Locate the word "juin" in the entries below, then gather every line that holds it.

EXERCISE DATA
* * *

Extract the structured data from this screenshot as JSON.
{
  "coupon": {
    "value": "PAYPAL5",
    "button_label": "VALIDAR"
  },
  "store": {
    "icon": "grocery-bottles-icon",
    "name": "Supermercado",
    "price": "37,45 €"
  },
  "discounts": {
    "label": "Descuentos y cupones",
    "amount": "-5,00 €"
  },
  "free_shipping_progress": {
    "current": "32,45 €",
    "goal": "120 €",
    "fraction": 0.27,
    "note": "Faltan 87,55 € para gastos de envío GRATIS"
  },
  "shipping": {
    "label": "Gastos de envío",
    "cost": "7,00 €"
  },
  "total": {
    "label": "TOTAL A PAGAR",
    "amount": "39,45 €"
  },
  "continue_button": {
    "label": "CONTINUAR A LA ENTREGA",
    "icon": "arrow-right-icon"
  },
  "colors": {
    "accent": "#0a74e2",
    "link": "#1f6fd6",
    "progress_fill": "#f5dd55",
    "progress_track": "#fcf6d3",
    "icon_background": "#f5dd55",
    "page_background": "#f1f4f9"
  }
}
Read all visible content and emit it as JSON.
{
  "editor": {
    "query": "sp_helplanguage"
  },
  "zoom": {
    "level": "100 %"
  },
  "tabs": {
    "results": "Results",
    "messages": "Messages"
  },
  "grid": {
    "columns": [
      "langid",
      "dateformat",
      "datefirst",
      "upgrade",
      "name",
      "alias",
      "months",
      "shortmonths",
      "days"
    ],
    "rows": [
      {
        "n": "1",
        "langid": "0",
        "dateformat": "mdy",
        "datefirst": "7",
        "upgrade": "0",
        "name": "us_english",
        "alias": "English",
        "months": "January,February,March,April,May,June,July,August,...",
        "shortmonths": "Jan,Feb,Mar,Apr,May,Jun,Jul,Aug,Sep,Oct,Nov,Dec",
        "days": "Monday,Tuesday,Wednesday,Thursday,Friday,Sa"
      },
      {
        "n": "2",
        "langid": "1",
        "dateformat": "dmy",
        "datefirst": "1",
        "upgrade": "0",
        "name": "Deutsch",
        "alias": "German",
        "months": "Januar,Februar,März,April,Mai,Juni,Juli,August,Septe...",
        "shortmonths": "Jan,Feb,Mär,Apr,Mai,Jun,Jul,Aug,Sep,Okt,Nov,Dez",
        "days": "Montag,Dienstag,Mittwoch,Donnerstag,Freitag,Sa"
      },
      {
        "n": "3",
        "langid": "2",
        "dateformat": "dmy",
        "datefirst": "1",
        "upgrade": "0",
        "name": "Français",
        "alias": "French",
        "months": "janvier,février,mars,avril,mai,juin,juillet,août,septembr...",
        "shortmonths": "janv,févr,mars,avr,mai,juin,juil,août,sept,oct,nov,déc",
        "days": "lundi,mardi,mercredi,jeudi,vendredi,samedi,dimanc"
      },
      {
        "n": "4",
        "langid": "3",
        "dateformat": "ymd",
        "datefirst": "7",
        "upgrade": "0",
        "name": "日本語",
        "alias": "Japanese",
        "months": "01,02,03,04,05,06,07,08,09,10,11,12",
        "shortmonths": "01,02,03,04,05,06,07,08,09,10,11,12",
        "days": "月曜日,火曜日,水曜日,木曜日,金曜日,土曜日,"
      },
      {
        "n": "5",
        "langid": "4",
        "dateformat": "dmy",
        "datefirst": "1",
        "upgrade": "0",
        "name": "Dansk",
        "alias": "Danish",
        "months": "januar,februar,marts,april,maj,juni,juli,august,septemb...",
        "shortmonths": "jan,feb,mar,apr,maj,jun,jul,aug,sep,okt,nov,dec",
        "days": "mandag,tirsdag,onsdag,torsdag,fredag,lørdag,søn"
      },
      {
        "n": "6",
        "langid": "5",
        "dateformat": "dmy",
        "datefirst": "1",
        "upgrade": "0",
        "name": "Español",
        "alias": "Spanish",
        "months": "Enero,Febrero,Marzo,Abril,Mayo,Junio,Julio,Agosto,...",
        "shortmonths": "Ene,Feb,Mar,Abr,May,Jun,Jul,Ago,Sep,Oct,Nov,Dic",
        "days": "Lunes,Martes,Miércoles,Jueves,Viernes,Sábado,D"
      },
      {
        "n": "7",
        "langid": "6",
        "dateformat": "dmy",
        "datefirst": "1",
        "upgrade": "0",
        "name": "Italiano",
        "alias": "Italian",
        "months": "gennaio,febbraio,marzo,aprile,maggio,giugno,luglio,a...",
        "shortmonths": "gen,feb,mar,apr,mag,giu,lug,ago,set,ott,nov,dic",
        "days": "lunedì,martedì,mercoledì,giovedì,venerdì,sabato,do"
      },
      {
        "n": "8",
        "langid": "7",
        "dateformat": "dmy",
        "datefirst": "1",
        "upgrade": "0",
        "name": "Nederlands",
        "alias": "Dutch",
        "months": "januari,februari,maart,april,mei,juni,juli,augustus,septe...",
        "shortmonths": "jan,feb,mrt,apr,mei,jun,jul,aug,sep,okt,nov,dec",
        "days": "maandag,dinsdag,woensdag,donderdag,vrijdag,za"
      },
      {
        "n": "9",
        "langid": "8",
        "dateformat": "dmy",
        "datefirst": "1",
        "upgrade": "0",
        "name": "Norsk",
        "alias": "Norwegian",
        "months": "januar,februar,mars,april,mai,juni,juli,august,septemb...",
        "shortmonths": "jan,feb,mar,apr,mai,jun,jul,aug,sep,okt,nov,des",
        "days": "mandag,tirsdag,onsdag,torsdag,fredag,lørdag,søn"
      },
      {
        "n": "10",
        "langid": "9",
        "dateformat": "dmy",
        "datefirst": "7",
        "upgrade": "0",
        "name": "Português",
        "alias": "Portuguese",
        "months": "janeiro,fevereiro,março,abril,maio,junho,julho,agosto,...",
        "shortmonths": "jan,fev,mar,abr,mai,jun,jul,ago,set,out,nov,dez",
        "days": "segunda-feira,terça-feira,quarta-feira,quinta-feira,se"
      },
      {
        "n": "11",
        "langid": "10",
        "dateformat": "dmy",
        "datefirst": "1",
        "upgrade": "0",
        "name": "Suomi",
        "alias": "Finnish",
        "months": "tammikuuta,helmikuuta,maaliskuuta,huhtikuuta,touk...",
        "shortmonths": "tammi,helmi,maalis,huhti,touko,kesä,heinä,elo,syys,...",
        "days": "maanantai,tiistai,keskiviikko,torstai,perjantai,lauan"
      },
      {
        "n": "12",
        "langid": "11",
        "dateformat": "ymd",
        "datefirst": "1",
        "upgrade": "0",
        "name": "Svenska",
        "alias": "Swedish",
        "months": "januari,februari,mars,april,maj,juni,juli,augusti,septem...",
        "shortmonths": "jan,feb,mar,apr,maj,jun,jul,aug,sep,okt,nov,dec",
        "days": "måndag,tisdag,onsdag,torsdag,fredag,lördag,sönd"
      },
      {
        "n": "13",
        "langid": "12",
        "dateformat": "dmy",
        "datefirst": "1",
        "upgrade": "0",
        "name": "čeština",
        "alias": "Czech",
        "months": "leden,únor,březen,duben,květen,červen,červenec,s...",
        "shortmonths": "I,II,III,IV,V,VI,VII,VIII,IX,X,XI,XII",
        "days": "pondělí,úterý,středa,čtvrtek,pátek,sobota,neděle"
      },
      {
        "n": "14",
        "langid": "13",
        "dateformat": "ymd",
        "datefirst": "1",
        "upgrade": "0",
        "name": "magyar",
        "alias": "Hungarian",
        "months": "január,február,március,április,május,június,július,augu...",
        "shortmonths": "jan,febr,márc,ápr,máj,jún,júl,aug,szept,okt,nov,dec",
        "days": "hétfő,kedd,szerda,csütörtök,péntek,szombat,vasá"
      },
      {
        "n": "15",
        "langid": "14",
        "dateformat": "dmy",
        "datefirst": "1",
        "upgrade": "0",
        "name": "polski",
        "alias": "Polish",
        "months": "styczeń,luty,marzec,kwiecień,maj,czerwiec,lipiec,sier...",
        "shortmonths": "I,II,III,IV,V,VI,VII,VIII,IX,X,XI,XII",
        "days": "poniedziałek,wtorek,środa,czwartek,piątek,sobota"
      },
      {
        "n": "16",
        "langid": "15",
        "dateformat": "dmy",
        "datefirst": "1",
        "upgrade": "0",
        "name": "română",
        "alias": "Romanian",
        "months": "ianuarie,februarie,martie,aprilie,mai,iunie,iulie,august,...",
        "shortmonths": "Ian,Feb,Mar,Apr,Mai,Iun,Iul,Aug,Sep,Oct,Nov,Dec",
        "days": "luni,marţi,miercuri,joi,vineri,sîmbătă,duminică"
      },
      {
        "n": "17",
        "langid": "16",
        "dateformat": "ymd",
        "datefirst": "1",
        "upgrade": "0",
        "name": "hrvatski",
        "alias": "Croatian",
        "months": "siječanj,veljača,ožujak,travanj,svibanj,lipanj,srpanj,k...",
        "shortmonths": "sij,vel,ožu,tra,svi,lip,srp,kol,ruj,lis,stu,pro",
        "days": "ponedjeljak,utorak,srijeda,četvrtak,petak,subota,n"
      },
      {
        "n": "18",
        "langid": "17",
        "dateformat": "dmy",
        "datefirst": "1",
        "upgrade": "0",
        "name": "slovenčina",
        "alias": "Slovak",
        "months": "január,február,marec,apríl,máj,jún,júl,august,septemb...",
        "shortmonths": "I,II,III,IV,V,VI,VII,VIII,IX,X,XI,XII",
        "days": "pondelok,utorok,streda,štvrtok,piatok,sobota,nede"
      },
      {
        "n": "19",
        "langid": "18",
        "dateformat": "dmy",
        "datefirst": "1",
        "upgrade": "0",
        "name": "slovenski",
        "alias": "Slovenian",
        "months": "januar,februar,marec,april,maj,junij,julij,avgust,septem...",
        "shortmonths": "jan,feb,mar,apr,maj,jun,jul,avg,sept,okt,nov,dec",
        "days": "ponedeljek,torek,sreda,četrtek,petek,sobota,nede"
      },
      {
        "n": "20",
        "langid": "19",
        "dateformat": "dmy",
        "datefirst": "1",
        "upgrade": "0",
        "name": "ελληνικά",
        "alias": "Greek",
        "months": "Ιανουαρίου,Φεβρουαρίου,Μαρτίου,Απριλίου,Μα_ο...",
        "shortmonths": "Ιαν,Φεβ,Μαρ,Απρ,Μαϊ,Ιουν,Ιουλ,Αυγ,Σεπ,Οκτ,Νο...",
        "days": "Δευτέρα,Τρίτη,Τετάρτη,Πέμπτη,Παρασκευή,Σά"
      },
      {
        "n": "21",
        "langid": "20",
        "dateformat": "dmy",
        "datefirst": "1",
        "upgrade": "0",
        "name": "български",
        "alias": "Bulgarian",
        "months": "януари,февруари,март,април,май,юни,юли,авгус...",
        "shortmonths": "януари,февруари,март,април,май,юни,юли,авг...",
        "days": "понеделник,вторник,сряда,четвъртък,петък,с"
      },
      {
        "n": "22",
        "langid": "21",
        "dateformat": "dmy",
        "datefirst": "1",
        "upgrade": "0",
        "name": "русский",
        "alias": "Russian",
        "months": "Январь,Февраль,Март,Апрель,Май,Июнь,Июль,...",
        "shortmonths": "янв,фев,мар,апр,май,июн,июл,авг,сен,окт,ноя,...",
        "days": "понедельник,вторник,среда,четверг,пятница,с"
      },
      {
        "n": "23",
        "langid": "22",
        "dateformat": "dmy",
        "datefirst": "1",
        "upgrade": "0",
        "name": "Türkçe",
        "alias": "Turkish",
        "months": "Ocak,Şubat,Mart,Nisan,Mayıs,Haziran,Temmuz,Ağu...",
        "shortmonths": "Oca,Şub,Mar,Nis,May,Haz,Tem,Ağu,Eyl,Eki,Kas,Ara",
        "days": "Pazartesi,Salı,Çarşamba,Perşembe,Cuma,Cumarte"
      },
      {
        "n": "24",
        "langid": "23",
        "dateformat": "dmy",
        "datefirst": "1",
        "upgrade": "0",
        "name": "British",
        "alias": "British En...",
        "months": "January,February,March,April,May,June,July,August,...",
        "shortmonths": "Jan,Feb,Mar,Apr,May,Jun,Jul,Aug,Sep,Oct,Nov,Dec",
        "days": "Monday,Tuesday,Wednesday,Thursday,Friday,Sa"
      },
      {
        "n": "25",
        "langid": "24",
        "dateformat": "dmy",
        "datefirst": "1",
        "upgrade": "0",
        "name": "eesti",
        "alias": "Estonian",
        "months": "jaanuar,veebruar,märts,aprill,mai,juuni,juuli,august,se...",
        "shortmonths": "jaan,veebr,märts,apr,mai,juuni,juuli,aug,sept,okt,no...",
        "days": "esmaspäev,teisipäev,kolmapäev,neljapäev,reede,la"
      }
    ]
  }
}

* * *

RESPONSE TO THE TASK
        "months": "janvier,février,mars,avril,mai,juin,juillet,août,septembr...",
        "shortmonths": "janv,févr,mars,avr,mai,juin,juil,août,sept,oct,nov,déc",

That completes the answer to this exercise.